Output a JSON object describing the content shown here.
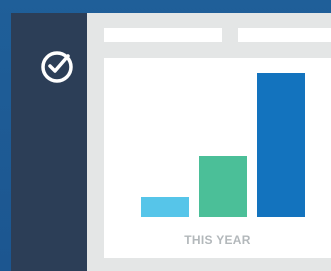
{
  "colors": {
    "background": "#1f5f99",
    "sidebar": "#2c3e57",
    "main": "#e4e6e6",
    "panel": "#ffffff",
    "caption": "#b3b8bb"
  },
  "sidebar": {
    "logo_icon": "checkmark-circle-icon"
  },
  "header": {
    "tabs": [
      "",
      ""
    ]
  },
  "chart_data": {
    "type": "bar",
    "categories": [
      "",
      "",
      ""
    ],
    "values": [
      18,
      54,
      127
    ],
    "colors": [
      "#56c5e9",
      "#4bbf98",
      "#1373be"
    ],
    "title": "",
    "xlabel": "THIS YEAR",
    "ylabel": "",
    "ylim": [
      0,
      140
    ],
    "grid": false
  }
}
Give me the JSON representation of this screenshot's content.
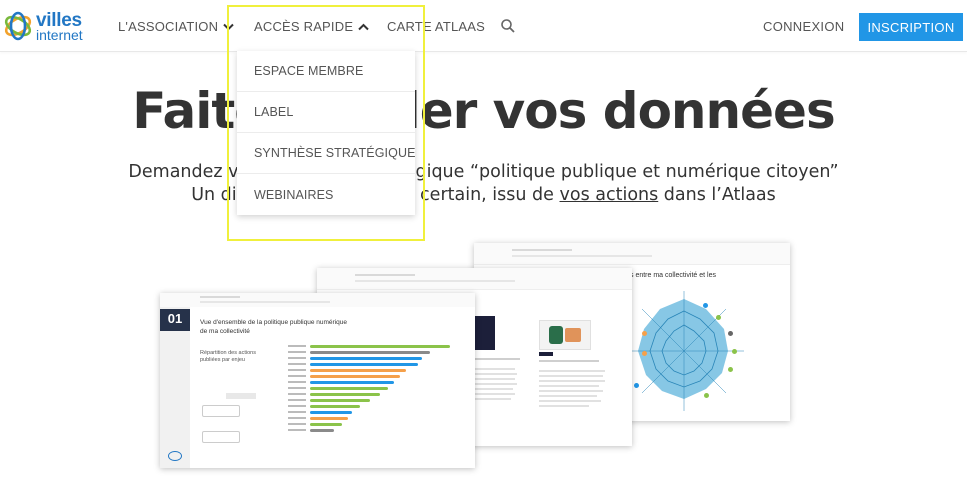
{
  "logo": {
    "line1": "villes",
    "line2": "internet"
  },
  "nav": {
    "association": "L'ASSOCIATION",
    "acces_rapide": "ACCÈS RAPIDE",
    "carte_atlaas": "CARTE ATLAAS",
    "connexion": "CONNEXION",
    "inscription": "INSCRIPTION"
  },
  "dropdown": {
    "items": [
      "ESPACE MEMBRE",
      "LABEL",
      "SYNTHÈSE STRATÉGIQUE",
      "WEBINAIRES"
    ]
  },
  "hero": {
    "title": "Faites parler vos données",
    "sub1_pre": "Demandez votre synthèse stratégique ",
    "sub1_bold": "",
    "sub1_post": "“politique publique et numérique citoyen”",
    "sub2_pre": "Un diagnostic sur-mesure certain, issu de ",
    "sub2_link": "vos actions",
    "sub2_post": " dans l’Atlaas"
  },
  "preview": {
    "p1_number": "01",
    "p1_title_1": "Vue d'ensemble de la politique publique numérique",
    "p1_title_2": "de ma collectivité",
    "p1_left_1": "Répartition des actions",
    "p1_left_2": "publiées par enjeu",
    "p3_title": "s entre ma collectivité et les"
  },
  "colors": {
    "brand_blue": "#2277c4",
    "inscription_bg": "#2196e6",
    "highlight": "#f0f03c",
    "bar_green": "#8bc34a",
    "bar_blue": "#2196e6",
    "bar_orange": "#f5a04a",
    "bar_gray": "#8a8a8a"
  }
}
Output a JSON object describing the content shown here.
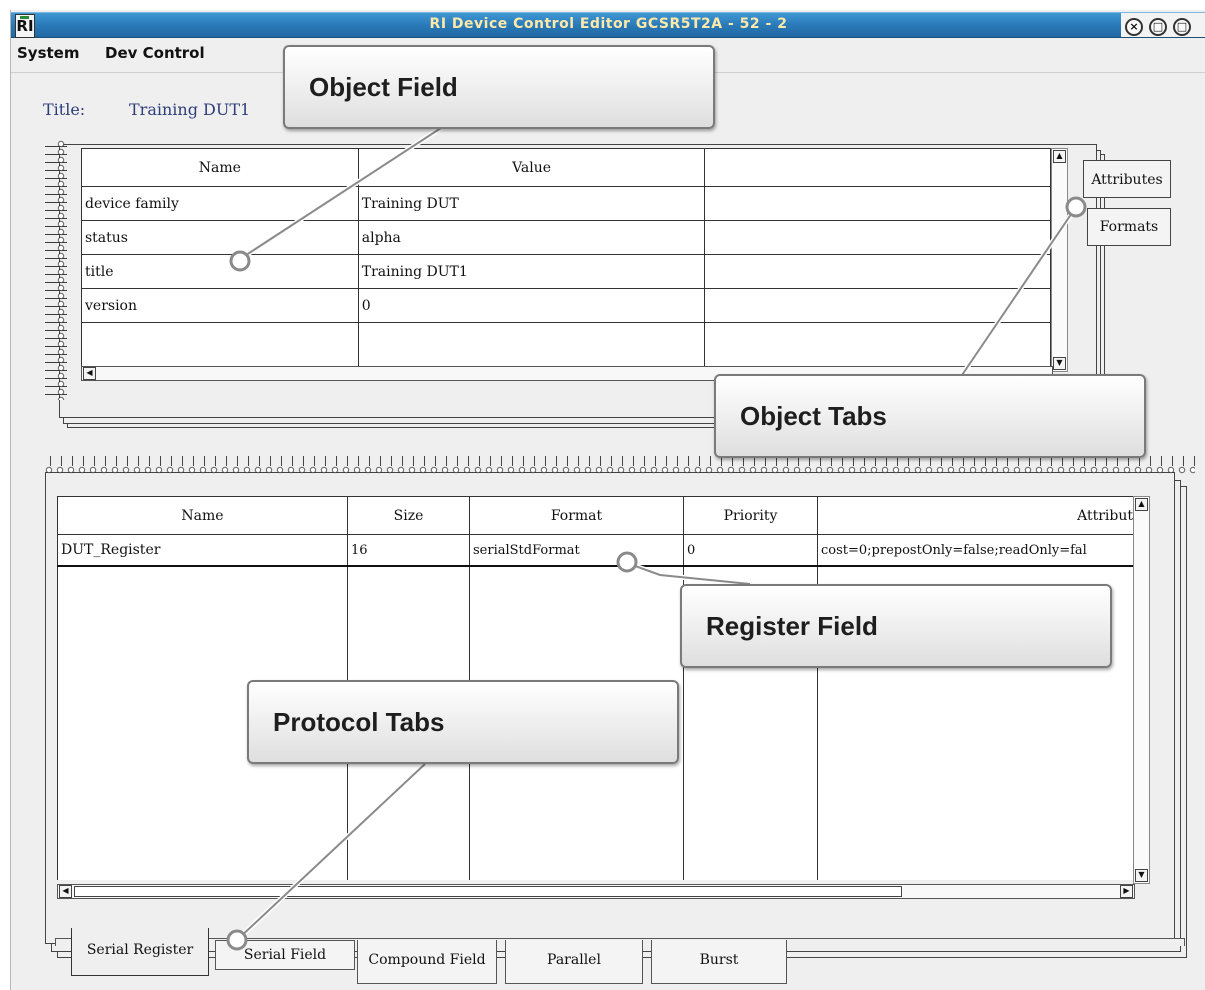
{
  "window": {
    "title": "RI Device Control Editor GCSR5T2A - 52 - 2",
    "app_icon_label": "RI",
    "buttons": {
      "close": "×",
      "minimize": "□",
      "maximize": "□"
    }
  },
  "menu": [
    "System",
    "Dev Control"
  ],
  "title_field": {
    "label": "Title:",
    "value": "Training DUT1"
  },
  "object_table": {
    "columns": [
      "Name",
      "Value",
      ""
    ],
    "rows": [
      [
        "device family",
        "Training DUT",
        ""
      ],
      [
        "status",
        "alpha",
        ""
      ],
      [
        "title",
        "Training DUT1",
        ""
      ],
      [
        "version",
        "0",
        ""
      ],
      [
        "",
        "",
        ""
      ]
    ]
  },
  "object_tabs": [
    "Attributes",
    "Formats"
  ],
  "register_table": {
    "columns": [
      "Name",
      "Size",
      "Format",
      "Priority",
      "Attribut"
    ],
    "rows": [
      [
        "DUT_Register",
        "16",
        "serialStdFormat",
        "0",
        "cost=0;prepostOnly=false;readOnly=fal"
      ]
    ]
  },
  "protocol_tabs": [
    "Serial Register",
    "Serial Field",
    "Compound Field",
    "Parallel",
    "Burst"
  ],
  "callouts": {
    "object_field": "Object Field",
    "object_tabs": "Object Tabs",
    "register_field": "Register Field",
    "protocol_tabs": "Protocol Tabs"
  },
  "colors": {
    "titlebar": "#2a7ab8",
    "title_text": "#ffe9a8",
    "title_label": "#2e3e78",
    "callout_border": "#7a7a7a"
  }
}
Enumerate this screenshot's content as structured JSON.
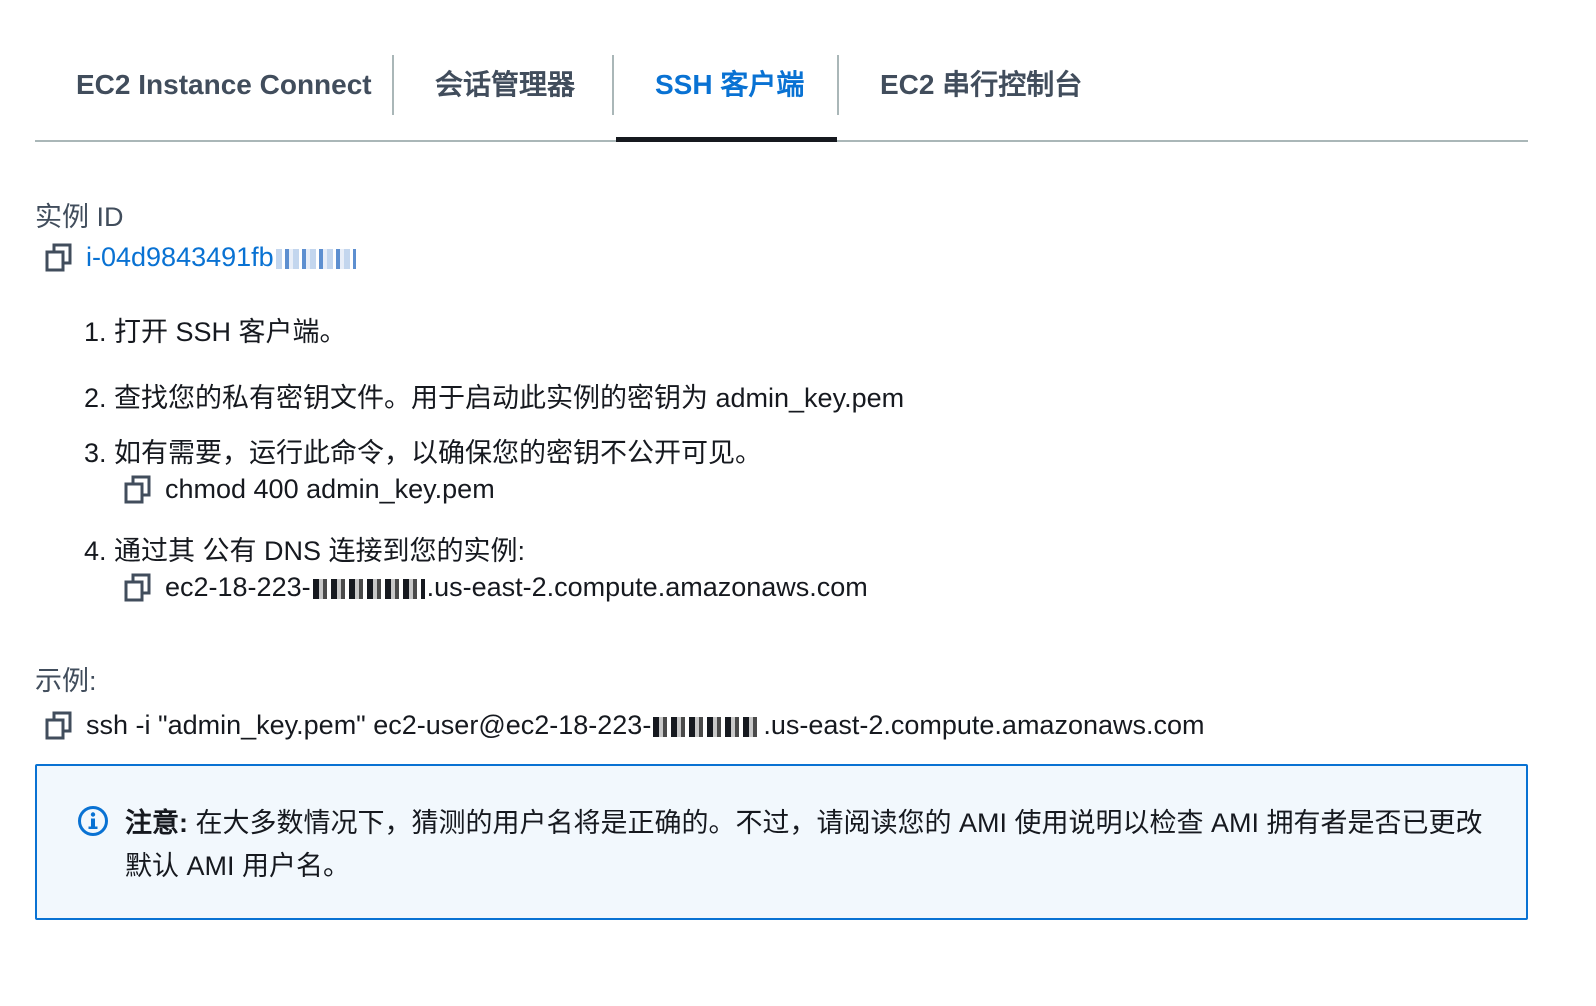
{
  "tabs": [
    {
      "label": "EC2 Instance Connect",
      "active": false
    },
    {
      "label": "会话管理器",
      "active": false
    },
    {
      "label": "SSH 客户端",
      "active": true
    },
    {
      "label": "EC2 串行控制台",
      "active": false
    }
  ],
  "instance": {
    "label": "实例 ID",
    "id_visible": "i-04d9843491fb"
  },
  "steps": [
    {
      "num": "1.",
      "text": "打开 SSH 客户端。"
    },
    {
      "num": "2.",
      "text": "查找您的私有密钥文件。用于启动此实例的密钥为 admin_key.pem"
    },
    {
      "num": "3.",
      "text": "如有需要，运行此命令，以确保您的密钥不公开可见。"
    },
    {
      "num": "4.",
      "text": "通过其 公有 DNS 连接到您的实例:"
    }
  ],
  "commands": {
    "chmod": "chmod 400 admin_key.pem",
    "dns_prefix": "ec2-18-223-",
    "dns_suffix": ".us-east-2.compute.amazonaws.com"
  },
  "example": {
    "label": "示例:",
    "prefix": "ssh -i \"admin_key.pem\" ec2-user@ec2-18-223-",
    "suffix": ".us-east-2.compute.amazonaws.com"
  },
  "notice": {
    "title": "注意:",
    "body": " 在大多数情况下，猜测的用户名将是正确的。不过，请阅读您的 AMI 使用说明以检查 AMI 拥有者是否已更改默认 AMI 用户名。"
  },
  "colors": {
    "accent": "#0972d3",
    "text": "#16191f",
    "muted": "#414d5c",
    "notice_bg": "#f2f8fd"
  },
  "icons": {
    "copy": "copy-icon",
    "info": "info-icon"
  }
}
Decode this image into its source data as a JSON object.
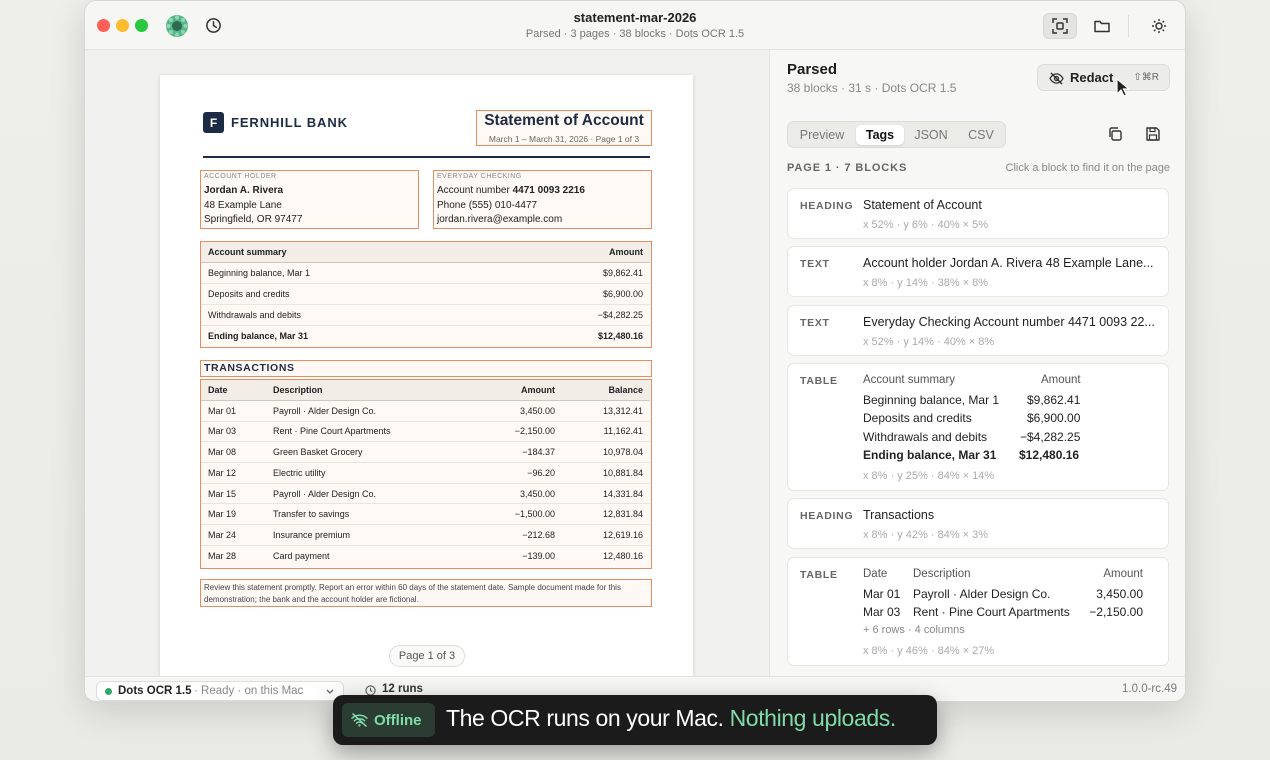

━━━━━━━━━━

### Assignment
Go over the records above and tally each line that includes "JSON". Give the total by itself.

### Your solution
5